Minner's community art takes a variety of forms. For instance, the artist conducts a grant-writing workshop for girls ages 5 to 11. The kids decide which projects to pursue, write their own grant applications and secure their own funding.

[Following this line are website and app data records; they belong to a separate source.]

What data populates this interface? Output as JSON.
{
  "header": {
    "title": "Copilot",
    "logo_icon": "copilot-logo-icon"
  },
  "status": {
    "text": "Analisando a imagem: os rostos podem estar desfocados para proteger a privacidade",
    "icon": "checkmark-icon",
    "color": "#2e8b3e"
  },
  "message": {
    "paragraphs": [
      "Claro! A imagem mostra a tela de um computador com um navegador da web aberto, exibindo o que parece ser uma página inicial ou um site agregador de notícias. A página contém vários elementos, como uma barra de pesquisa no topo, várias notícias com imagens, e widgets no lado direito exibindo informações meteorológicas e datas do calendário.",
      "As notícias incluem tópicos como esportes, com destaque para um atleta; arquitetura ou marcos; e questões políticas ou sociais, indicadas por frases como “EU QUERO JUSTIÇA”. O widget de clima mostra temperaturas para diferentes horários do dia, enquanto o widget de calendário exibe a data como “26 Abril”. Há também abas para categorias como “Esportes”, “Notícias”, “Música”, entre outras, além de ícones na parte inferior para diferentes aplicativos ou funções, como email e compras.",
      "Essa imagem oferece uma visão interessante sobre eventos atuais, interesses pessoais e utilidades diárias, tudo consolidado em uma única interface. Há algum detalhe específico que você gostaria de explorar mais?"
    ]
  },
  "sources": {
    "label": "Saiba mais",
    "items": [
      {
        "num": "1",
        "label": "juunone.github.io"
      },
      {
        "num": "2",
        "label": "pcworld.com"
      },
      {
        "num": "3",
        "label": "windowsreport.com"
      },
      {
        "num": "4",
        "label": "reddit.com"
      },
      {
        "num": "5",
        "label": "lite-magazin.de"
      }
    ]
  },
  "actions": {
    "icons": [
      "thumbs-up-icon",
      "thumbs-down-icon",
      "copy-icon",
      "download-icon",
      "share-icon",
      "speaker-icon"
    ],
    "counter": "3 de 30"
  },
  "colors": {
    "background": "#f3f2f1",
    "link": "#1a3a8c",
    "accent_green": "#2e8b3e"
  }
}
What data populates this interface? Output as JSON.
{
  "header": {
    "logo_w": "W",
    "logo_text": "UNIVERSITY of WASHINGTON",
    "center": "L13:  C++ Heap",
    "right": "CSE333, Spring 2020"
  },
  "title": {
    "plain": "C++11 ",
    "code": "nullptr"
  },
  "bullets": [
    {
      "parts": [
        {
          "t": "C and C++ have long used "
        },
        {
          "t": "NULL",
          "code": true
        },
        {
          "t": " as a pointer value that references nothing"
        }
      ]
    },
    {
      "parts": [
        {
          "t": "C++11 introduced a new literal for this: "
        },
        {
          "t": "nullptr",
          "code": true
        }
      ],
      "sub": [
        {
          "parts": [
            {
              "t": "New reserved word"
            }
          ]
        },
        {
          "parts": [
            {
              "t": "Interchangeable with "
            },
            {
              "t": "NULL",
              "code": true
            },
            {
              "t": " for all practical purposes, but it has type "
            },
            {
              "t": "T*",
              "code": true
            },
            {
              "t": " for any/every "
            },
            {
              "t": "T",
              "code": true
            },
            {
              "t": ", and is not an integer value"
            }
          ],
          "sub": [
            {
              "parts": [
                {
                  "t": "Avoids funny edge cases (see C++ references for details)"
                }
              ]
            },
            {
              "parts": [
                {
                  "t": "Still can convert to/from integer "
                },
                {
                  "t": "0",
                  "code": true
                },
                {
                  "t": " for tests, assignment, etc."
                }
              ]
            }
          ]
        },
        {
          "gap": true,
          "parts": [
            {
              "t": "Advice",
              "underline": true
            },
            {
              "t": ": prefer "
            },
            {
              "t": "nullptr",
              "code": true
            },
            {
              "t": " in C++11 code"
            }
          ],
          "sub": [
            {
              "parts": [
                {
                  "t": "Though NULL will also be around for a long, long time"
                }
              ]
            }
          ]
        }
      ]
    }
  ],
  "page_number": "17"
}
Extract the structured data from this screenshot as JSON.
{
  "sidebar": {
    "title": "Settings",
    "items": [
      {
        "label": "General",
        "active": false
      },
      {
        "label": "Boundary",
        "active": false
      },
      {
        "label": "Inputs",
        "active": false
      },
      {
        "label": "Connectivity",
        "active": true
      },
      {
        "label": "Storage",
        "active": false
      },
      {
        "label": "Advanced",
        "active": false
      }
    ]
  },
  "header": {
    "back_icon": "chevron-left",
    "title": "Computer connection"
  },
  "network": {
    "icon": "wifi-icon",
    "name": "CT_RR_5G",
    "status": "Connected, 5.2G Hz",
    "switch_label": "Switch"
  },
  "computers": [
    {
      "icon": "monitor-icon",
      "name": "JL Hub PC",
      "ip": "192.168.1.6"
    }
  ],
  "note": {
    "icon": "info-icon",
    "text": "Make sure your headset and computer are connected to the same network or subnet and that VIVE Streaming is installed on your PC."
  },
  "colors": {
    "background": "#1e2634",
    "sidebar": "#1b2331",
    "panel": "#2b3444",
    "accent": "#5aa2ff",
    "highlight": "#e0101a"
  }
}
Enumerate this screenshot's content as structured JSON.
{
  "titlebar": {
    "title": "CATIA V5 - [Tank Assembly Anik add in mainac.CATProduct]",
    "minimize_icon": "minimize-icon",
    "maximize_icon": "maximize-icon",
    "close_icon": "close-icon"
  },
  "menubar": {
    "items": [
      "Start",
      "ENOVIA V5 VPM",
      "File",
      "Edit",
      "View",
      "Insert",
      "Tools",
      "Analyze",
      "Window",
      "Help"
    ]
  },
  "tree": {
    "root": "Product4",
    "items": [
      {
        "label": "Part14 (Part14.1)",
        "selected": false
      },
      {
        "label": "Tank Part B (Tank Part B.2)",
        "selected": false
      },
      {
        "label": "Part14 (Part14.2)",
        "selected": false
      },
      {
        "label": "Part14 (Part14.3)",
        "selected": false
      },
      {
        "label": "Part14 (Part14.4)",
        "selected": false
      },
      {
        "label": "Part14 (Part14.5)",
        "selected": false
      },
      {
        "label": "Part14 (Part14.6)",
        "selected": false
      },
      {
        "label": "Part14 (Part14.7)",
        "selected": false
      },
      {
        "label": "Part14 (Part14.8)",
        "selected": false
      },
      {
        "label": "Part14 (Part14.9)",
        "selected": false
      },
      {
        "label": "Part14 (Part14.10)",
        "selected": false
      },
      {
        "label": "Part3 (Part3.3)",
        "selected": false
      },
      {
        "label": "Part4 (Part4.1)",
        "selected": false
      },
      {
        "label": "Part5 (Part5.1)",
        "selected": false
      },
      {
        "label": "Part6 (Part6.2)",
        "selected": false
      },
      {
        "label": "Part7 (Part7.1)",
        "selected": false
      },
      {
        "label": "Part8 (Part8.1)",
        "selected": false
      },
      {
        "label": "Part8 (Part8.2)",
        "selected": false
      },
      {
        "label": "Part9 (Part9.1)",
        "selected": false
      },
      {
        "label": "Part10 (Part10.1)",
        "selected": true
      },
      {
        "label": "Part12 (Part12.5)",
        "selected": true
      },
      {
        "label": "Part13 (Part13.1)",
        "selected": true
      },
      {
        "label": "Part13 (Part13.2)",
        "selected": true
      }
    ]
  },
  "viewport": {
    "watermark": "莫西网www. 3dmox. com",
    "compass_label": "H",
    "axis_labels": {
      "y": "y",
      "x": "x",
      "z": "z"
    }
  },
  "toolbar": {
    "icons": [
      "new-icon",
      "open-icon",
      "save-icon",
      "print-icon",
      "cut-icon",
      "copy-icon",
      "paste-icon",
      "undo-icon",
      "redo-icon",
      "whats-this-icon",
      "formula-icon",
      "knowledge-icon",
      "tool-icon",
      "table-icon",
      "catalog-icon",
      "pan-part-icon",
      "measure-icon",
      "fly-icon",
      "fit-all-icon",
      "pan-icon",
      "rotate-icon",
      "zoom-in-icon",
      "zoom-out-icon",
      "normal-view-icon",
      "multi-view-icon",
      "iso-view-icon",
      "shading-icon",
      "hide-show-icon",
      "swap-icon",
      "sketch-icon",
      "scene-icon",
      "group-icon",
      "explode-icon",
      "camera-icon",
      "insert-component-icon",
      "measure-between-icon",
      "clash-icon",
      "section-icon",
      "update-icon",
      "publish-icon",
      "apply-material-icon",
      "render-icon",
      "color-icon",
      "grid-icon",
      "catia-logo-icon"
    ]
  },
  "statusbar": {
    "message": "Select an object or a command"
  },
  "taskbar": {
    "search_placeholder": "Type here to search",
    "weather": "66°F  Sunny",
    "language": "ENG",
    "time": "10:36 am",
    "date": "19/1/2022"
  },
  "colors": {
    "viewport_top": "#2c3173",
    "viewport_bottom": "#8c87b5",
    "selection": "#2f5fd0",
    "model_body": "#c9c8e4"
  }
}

The largest donation they've received so far is $3,000 from the Baltimore branch of Youth As Resources.
"They're very impressive and skillful young ladies," Minner says. "They can explain to you the difference between making a decision by consensus and by voting, and why achieving consensus is better."
At the other end of the age spectrum, the artist has recorded a series of audio histories with the Lumbee elders who first moved to Maryland from North Carolina after World War II.
And she's excited about a series of 30 life-size portraits of people in her own generation that she and photographer Sean Sheidt created together.
Minner told her subjects to wear whatever clothes they felt the most comfortable in. When the artist's neighbors and friends arrived at the studio, they filled out surveys designed to elicit positive thoughts about themselves and their lives.
Sheidt photographed them in a golden light meant to impart a superhero glow, and Minner added text taken from the surveys to the finished portraits. They called the result "The Exquisite Lumbee Project."
"The most important thing to me in the work that I do is to help people see the divinity in each other and in themselves," Minner says.
"I want people to realize that we're all precious and we're all going to die. So, it's important for us to love each other and lift one another up."
If you go
"Thirty: 30 Creative Minds Under 30" begins at 6 p.m. Wednesday at Maryland Art Place, 8 Market Place. For information, call 410-962-8565 or visit mdartplace.org.